*** Opening Exercise materials ***

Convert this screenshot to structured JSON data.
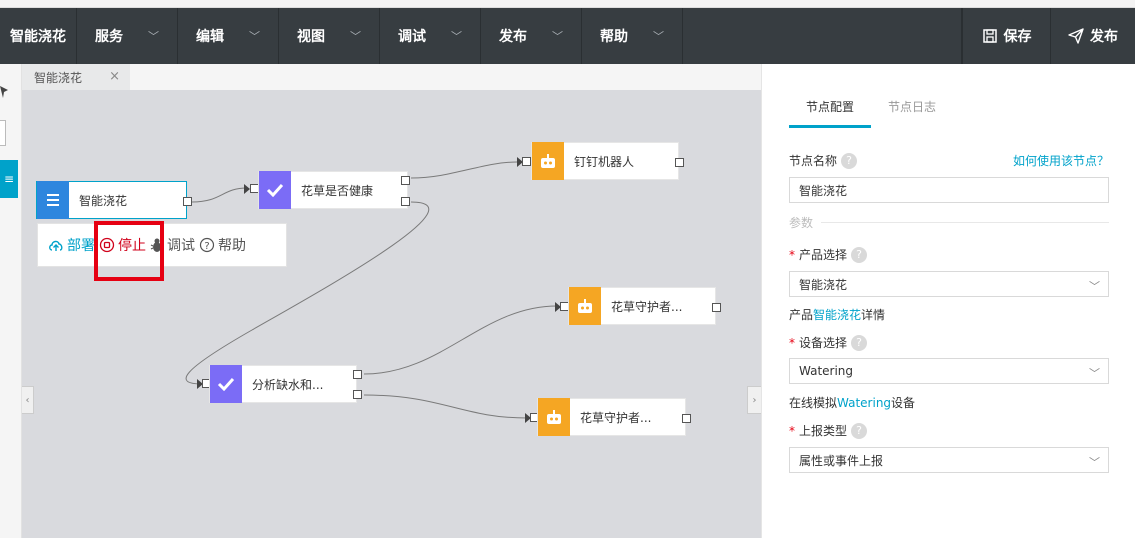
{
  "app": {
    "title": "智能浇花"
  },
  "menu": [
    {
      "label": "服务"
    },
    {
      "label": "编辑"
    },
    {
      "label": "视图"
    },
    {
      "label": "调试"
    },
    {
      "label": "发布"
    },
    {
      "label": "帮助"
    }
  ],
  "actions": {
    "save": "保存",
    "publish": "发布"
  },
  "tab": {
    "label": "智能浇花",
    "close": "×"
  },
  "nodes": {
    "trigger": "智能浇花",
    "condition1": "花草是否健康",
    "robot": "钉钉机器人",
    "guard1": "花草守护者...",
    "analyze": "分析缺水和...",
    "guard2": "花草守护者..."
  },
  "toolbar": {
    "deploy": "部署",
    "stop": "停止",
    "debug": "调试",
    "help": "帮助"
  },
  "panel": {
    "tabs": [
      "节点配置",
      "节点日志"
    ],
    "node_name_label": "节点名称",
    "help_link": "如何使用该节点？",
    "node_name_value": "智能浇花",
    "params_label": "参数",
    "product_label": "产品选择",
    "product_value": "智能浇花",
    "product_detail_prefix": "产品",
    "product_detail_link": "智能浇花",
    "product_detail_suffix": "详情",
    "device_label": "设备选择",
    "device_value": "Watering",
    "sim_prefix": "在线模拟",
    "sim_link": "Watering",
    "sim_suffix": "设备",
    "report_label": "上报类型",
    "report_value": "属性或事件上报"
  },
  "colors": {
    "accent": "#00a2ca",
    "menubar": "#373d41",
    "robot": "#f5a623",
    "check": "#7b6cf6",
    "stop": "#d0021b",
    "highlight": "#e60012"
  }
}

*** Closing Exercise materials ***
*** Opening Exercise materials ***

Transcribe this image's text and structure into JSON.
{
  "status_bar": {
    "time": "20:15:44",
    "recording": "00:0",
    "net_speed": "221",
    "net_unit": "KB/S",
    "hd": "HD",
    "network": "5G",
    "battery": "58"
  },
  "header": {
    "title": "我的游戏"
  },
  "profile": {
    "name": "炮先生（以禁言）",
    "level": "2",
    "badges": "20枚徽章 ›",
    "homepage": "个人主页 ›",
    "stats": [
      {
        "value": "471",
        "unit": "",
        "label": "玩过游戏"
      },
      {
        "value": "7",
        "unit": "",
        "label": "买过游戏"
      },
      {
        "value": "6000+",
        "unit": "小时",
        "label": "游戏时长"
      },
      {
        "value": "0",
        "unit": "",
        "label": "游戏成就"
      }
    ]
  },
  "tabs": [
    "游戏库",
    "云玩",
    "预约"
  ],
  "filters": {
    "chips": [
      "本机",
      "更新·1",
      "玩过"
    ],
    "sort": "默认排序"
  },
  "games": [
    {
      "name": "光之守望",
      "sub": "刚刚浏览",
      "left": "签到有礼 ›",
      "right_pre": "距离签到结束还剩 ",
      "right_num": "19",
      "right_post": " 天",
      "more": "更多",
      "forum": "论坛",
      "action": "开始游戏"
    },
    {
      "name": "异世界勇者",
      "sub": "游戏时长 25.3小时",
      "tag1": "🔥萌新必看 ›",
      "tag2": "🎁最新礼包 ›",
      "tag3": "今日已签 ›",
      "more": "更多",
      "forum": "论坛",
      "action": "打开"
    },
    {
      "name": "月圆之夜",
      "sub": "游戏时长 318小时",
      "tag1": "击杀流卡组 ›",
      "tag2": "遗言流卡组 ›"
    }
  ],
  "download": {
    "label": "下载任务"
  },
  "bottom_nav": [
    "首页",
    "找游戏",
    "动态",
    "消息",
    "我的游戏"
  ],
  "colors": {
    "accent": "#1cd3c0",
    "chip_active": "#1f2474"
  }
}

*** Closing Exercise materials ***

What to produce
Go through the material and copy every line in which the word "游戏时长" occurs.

Expected answer
        "label": "游戏时长"
      "sub": "游戏时长 25.3小时",
      "sub": "游戏时长 318小时",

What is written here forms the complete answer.